From the Bureau of Meteorology

The aurora australis is sometimes seen in the night sky over southern Australia - mainly in winter. It usually appears as a bright arch. Streamers of light frequently radiate from the arch and sometimes extend beyond the zenith. Occasionally the arch resembles a swaying curtain. The aurora is an electrical phenomenon usually associated with magnetic storms.

From the Astronomical Society of Tasmania

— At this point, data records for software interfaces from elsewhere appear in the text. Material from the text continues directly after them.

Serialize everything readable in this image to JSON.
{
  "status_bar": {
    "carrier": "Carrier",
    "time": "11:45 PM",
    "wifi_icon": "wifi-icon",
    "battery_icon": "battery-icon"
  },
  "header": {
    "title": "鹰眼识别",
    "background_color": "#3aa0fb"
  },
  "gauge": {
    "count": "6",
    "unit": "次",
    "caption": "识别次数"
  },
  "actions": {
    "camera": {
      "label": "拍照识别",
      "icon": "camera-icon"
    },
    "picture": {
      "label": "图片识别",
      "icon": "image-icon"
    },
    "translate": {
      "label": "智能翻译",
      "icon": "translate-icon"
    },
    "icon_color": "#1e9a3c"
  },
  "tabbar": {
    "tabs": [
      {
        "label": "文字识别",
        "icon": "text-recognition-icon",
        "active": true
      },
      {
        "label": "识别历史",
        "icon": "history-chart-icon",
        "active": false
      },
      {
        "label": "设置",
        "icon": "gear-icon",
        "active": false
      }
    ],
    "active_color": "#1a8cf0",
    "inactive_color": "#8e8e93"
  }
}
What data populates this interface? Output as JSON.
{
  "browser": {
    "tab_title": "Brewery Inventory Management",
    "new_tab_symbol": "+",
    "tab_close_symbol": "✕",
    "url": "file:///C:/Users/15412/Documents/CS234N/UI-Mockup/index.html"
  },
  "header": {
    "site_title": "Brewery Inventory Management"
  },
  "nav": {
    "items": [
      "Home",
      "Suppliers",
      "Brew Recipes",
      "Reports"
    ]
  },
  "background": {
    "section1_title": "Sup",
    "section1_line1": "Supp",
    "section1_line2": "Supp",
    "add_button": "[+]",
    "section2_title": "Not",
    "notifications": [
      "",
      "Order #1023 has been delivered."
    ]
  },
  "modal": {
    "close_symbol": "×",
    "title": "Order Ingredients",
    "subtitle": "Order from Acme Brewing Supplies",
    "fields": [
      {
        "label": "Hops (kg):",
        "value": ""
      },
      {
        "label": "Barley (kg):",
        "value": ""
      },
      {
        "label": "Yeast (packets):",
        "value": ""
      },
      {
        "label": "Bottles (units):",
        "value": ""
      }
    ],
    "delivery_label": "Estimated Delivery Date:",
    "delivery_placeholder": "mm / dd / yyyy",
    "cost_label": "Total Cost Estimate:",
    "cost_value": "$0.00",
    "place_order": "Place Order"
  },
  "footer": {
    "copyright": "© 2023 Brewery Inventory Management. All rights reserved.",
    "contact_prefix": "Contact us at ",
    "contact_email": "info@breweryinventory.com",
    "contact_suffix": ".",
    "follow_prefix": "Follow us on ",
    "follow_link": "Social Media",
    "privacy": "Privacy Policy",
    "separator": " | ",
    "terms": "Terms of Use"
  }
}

Occurrence of the Aurora over Tasmania
Due to its proximity to the general location of the auroral oval, Tasmania is the likeliest of all Australian states to see auroral displays. The Australian Antarctic Division in Kingston has calculated that the chance of observing an aurora in Tasmania, on any clear night, averages out at around 1% to 2%. Because we are equatorwards of the auroral oval, auroral displays in Tasmania are generally seen in the southern sky, although under very active (storm) conditions the auroral oval expands over the state and displays can occasionally be seen to the north. Compared with other locations at our geographic latitude, Tasmania (especially Hobart) is particularly favoured to see the aurora because the invariant pole is pushed in our direction every night.
At Tasmania's latitude, the aurora usually has an angular extent along the horizon of 50 to 100 degrees and usually reaches no further northwards than the zenith (the point directly above the observer). Displays tend to be centred on the magnetic pole, which is about 19o to the west of the geographic pole. Only on rare occasions does the aurora cover the entire sky.